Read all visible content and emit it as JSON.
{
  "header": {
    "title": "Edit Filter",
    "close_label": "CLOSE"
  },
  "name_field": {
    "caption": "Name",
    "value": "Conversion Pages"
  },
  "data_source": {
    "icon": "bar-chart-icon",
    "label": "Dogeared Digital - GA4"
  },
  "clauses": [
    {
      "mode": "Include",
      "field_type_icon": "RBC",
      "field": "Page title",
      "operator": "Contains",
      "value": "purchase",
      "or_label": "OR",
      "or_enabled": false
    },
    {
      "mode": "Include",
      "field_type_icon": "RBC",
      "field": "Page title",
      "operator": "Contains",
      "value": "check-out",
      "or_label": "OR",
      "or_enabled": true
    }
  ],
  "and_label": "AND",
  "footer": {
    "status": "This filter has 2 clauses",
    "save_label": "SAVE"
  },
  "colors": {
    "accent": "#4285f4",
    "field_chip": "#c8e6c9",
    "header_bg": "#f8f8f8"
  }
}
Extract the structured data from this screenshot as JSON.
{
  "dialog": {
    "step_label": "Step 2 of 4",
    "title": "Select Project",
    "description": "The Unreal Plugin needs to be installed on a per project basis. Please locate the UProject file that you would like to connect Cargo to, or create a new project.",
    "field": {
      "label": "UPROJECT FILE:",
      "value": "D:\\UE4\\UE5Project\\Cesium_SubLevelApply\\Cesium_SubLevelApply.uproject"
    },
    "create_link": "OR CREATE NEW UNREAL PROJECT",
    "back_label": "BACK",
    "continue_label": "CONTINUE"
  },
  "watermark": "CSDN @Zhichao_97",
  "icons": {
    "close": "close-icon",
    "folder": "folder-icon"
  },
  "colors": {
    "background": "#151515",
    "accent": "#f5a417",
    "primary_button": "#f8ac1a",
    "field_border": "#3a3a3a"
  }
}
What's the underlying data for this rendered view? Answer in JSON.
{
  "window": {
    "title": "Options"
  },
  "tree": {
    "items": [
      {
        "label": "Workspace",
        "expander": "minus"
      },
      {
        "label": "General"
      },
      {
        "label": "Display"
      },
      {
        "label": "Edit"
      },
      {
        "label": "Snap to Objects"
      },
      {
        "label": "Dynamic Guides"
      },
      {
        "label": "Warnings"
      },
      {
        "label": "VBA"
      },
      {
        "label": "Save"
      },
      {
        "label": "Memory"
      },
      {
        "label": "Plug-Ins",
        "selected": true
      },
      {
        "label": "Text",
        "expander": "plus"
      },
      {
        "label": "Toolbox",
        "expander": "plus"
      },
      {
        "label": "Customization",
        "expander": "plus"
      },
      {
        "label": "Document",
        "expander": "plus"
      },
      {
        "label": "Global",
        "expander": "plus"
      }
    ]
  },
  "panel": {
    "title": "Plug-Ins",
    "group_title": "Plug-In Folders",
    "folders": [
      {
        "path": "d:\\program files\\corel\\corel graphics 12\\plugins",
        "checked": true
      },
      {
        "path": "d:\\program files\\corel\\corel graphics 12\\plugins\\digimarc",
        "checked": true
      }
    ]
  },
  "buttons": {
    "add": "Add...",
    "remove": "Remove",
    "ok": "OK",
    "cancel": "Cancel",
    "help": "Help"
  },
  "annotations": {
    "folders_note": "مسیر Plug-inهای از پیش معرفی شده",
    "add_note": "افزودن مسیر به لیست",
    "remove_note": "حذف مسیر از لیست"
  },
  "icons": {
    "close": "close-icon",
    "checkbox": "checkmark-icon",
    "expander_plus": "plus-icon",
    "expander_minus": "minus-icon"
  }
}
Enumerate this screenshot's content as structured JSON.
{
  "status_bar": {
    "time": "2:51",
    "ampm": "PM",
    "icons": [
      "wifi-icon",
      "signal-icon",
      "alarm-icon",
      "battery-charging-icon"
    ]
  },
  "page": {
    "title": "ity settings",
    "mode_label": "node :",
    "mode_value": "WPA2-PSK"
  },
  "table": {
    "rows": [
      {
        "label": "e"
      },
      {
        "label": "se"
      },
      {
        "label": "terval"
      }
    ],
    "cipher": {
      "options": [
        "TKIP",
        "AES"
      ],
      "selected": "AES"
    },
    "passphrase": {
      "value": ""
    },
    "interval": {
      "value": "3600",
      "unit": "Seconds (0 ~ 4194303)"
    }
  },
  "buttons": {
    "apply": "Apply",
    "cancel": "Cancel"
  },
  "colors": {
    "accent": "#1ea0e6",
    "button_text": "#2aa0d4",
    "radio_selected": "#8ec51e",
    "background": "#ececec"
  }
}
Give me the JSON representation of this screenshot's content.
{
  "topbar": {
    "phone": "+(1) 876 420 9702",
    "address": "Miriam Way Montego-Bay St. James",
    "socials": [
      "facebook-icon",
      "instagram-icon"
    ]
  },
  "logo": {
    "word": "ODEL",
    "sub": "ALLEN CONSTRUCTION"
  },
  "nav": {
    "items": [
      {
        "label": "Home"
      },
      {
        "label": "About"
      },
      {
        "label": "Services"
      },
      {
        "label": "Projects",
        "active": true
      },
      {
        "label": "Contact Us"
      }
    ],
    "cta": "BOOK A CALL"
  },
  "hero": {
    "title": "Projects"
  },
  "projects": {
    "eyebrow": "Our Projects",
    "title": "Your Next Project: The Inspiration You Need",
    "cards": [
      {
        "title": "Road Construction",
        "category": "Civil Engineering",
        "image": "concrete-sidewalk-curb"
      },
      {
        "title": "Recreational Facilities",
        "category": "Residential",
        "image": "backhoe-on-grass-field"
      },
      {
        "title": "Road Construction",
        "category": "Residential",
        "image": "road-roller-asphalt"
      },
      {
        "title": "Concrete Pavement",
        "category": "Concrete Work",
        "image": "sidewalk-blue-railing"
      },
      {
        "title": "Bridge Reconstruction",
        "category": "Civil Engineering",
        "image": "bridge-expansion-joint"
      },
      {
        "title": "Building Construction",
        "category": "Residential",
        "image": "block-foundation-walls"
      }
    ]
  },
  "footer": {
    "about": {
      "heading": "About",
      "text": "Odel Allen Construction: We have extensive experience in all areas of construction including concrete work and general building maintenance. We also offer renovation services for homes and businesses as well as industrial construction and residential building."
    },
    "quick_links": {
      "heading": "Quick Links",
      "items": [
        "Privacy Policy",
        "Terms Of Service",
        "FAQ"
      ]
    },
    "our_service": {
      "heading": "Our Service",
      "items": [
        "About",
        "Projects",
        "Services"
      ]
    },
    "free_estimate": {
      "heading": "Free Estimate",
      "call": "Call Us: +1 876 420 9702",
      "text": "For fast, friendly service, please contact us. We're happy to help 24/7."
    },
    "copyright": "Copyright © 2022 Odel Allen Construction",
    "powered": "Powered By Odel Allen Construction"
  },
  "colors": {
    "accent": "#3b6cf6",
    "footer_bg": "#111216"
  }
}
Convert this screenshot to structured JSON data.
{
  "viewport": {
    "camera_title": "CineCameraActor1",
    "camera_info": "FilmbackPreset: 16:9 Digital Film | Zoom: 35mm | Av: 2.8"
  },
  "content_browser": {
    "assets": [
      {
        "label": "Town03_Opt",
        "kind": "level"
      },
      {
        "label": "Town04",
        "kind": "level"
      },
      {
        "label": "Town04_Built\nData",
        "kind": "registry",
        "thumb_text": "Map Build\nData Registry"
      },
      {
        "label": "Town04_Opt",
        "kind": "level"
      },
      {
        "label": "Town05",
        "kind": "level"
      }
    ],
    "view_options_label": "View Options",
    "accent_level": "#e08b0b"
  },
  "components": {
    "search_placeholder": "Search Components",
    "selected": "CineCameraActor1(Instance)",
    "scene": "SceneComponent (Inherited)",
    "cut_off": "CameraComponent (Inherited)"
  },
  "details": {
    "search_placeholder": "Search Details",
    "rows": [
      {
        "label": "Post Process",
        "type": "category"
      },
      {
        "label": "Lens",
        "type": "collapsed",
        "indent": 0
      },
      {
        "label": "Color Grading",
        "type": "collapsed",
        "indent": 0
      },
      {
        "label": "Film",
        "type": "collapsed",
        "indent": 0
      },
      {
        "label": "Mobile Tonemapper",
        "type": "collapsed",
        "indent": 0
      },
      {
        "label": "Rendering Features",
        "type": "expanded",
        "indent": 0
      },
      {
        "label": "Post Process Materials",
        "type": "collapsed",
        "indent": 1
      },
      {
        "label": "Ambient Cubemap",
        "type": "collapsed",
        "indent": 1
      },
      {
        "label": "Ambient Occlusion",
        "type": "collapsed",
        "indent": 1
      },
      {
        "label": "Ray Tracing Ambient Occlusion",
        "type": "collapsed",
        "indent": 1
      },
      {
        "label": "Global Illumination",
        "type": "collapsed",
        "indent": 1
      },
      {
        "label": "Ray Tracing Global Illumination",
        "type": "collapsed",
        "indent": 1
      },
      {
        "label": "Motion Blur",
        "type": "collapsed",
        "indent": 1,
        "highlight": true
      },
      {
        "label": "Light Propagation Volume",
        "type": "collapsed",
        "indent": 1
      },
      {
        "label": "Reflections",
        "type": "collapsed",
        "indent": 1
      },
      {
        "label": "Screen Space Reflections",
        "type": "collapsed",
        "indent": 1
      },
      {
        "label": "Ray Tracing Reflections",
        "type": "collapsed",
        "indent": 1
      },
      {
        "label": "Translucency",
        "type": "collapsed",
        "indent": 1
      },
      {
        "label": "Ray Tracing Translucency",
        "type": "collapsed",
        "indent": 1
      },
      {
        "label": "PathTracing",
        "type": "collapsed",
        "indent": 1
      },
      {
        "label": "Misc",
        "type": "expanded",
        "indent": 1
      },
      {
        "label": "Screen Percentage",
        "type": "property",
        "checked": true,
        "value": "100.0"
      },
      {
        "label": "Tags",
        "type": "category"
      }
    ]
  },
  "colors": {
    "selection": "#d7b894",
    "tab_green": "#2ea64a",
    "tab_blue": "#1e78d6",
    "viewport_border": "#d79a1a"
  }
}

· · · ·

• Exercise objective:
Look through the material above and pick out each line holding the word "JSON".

• Task response:
Read all visible content and emit it as JSON.
Extract the structured data from this screenshot as JSON.
What's the underlying data for this rendered view? Answer in JSON.
Enumerate this screenshot's content as structured JSON.
Give me the JSON representation of this screenshot's content.
Convert this screenshot to structured JSON data.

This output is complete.